New international Standards for project management
New international Standards for project management, market research, records, anti-bribery, and eco-efficiency, plus local case studies on the benefits of Standards to businesses
First global Standard on project management – ISO 21500
ISO has recently produced the first global Standard on project management, ISO 21500:2012 Guidance on project management. ISO 21500 is a basic guide, aimed at the informed reader without an in-depth knowledge of project management. ISO 21500 can be applied internationally, across a wide range of industries and project types. Read more.
ISO 20252:2012 Market, opinion, and social research – Vocabulary and service requirements specifies the internationally recognised terms, definitions, and service expectations for market, opinion, and social research.
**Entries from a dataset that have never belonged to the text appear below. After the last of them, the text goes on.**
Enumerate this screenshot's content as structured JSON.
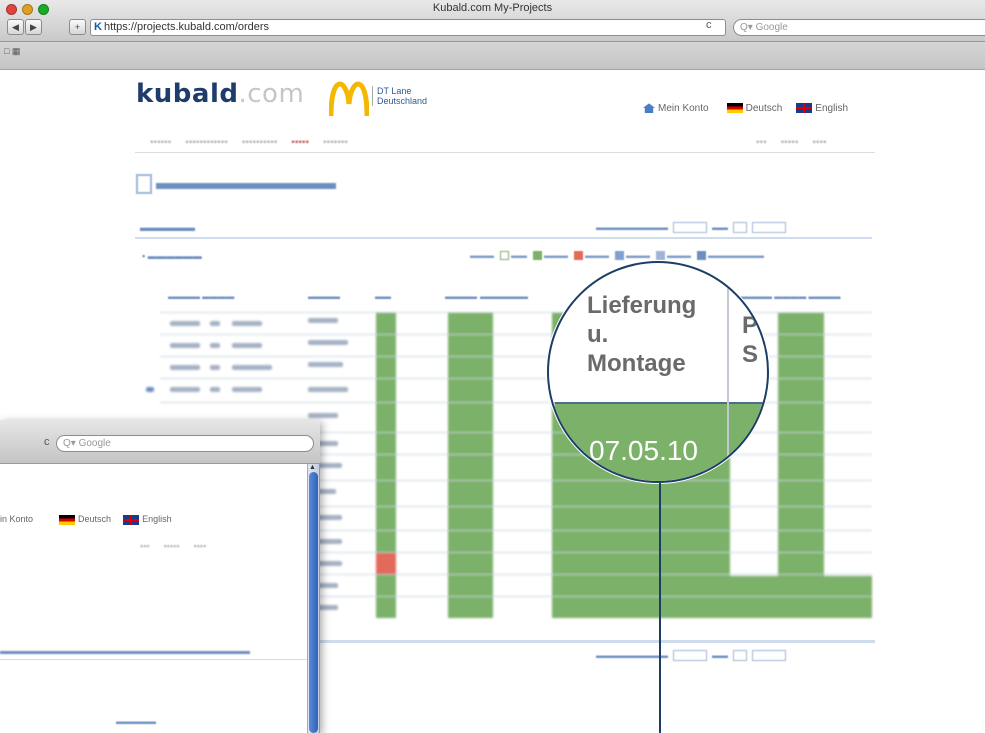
{
  "browser": {
    "window_title": "Kubald.com My-Projects",
    "url_icon": "K",
    "url": "https://projects.kubald.com/orders",
    "reload_glyph": "c",
    "search_placeholder": "Google",
    "search_prefix": "Q▾",
    "back_glyph": "◀",
    "forward_glyph": "▶",
    "add_glyph": "+",
    "bookmarks_glyph": "□ ▦"
  },
  "site": {
    "logo_main": "kubald",
    "logo_suffix": ".com",
    "partner_line1": "DT Lane",
    "partner_line2": "Deutschland",
    "my_account": "Mein Konto",
    "lang_de": "Deutsch",
    "lang_en": "English",
    "brand_color": "#1f3d6b",
    "arches_color": "#f5b800"
  },
  "magnifier": {
    "header_col1_line1": "Lieferung",
    "header_col1_line2": "u.",
    "header_col1_line3": "Montage",
    "header_col2_line1": "P",
    "header_col2_line2": "S",
    "date_value": "07.05.10",
    "cell_color": "#7cb16a"
  },
  "second_window": {
    "reload_glyph": "c",
    "search_placeholder": "Google",
    "search_prefix": "Q▾",
    "my_account_partial": "in Konto",
    "lang_de": "Deutsch",
    "lang_en": "English"
  }
}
ISO 20252 sets a common level of quality for market research globally. The Standard helps organisations that carry out, commission, or buy market research to demonstrate best practice and ensure consistent regional and global measurement. Read more.
Order ISO 20252:2012 from www.standards.co.nz or call 0800 782 632
during business hours.
New management system for records Standards
AS/NZS ISO 30300:2012 Management systems for recordkeeping – Fundamentals and vocabulary and AS/NZS 30301:2012 Management systems for recordkeeping – Requirements are among the most used ISO standards globally, due to their broad application to organisations of all types and sizes. AS/NZS ISO 30300 defines terms and definitions applicable to the Standards on management systems for records (MSR). AS/NZS ISO 30301 specifies requirements to be met by an MSR to support an organisation to achieve its mandate, mission, strategy, and goals. It addresses the development and implementation of a records policy and objectives and gives information on measuring and monitoring performance.
New anti-bribery management system Standard – BS 10500
The UK Bribery Act 2010, which came into force in July 2011, introduced a new offence of ‘failure of a commercial organisation to prevent bribery’ – leading to a surge in interest in Standards that can act as a defense for companies at risk. In response to the new legislation, BS 10500:2011 Specification for an anti-bribery management system (ABMS) will help companies to verify both internally and to external stakeholders that they have robust anti-bribery practices in place. Read more.
Less waste, more results – new ISO Standard for eco-efficiency assessment
Given today’s economic turmoil, ongoing environmental challenges, and pressure to contribute to a more sustainable planet, a new ISO Standard ISO 14045:2012 for applying eco-efficiency assessment to product systems has a huge worldwide potential. Bengt Steen, leader of the team of international experts who developed ISO 14045 Environmental management – Eco-efficiency assessment of product systems – Principles, requirements, and guidelines, says, ‘Eco-efficiency is presently measured in a number of ways. ISO 14045, however, harmonises the assessment of eco-efficiency and makes it more transparent, giving increased credibility to assessments that sometimes are regarded as ‘green-washing’. Read more.
Case studies on the benefits of Standards to businesses
talked to a range of New Zealand businesses about the
benefits of Standards and the contribution they make to
companies’ success. These case studies are available on
our website and we will add more over
About Standards New Zealand
Standards New Zealand is the operating arm of the Standards Council, and part of New Zealand’s standards and conformance infrastructure. Standards New Zealand is an autonomous Crown entity responsible for managing the development and distribution of Standards across a range of sectors nationally.
Standards New Zealand is a self-funded, not-for-profit organisation, relying on revenue primarily from contracts with sponsors to develop Standards, and from sales of Standards publications. Our independence helps us facilitate a cross section of stakeholders’ contributions to the development of Standards, and ensure that each Standard meets the needs of end users.
Stay in touch
question is not what you gain from standardisation, it’s
what you lose without it.
Standards New Zealand – Setting the Standard for 80 years (1932 – 2012)